Most of us would assume I mean the bible belt red-neck version, that encompasses biblical literalism and strict dogma built around the Old Testament version of god - the type that believes rational thought has no place and the bible takes precedence over science and psychology etc.

But there is also the type of traditionalism that is embraced by the broader church, that still has strict dogmas based on things like the Nicene Creed and other dogmatic statements of faith that very clearly define what you must believe to be "saved".

Then there are the more liberal doctrines that allow for far more gnostic and esoteric interpretations, right through to those who just follow the example of Jesus as practically as they can and don't even concern themselves with all the other stuff.

So the waters become very muddied when we all respond with our various paradigms based on our experiences, our upbringing, culture etc.
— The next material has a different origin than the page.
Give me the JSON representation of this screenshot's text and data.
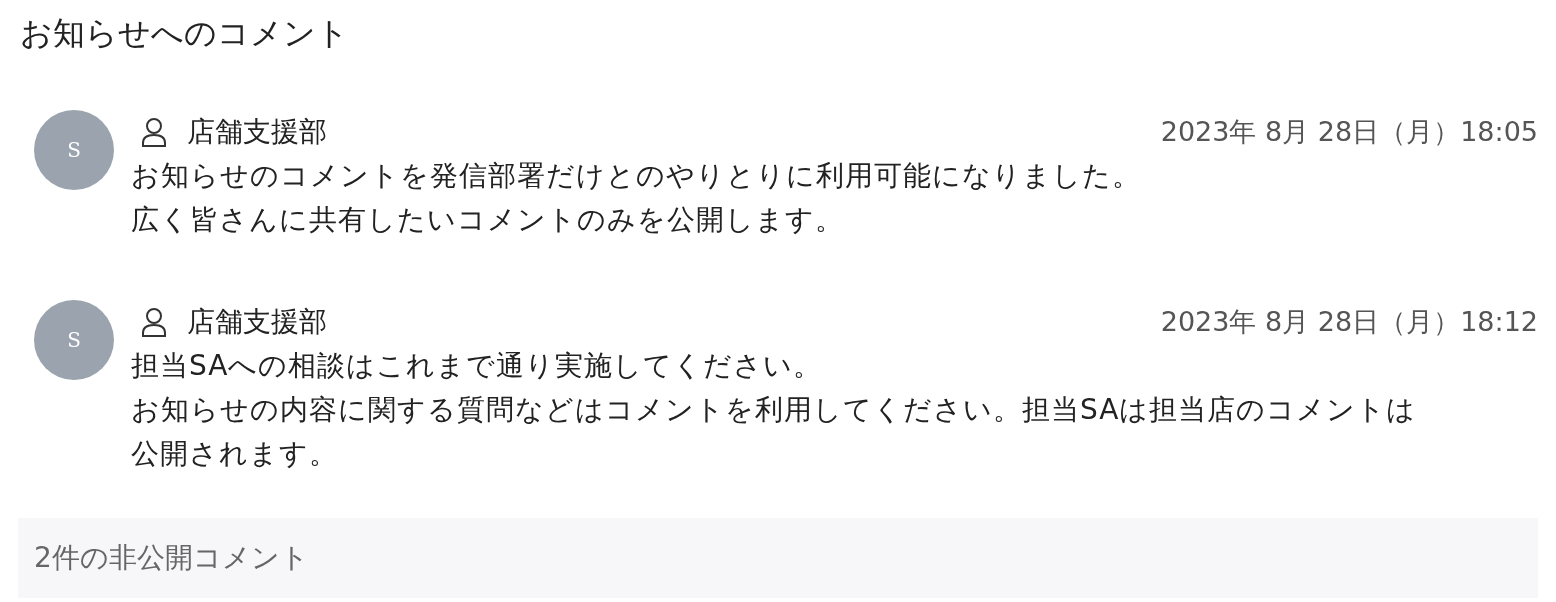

Everyone thinks they understand "real" Christianity - that their beliefs are right/best/loving/biblical/just/compassionate or whatever.

Because of all this, we are faced with "what is real Christianity?". So when I dissect and expose so many doctrines and expression of belief, am I calling any particular belief system that is loosely based on Jesus into question? Or all of them?

Can you see the problem here? Where do we draw the line between what is "true Christian doctrine" and what isn't? I realise that everyone will immediately try to justify their biblical interpretations and the traditions of the church and 2000 years of church history etc., but the fact remains that the bible, and Christian doctrines are a mess of ambiguity and contradiction. And the crunch really comes down to when is a Christian not a Christian and, even more important, what are the "fruits" of those beliefs that define your own brand of Christianity.

My "mission" then, is to help bring some clarity to what we believe and why we believe it. The sooner we all realise that every form of religion is totally subjective, with no empirical evidence for any of it, the sooner we can get on with really making this world a better place - of discovering what real love is and actually living it.

You can believe in anything you want, but do so in the knowledge that you are simply adopting something that just feels good to you and empowers you (hopefully) to bring love, compassion and peace to this world.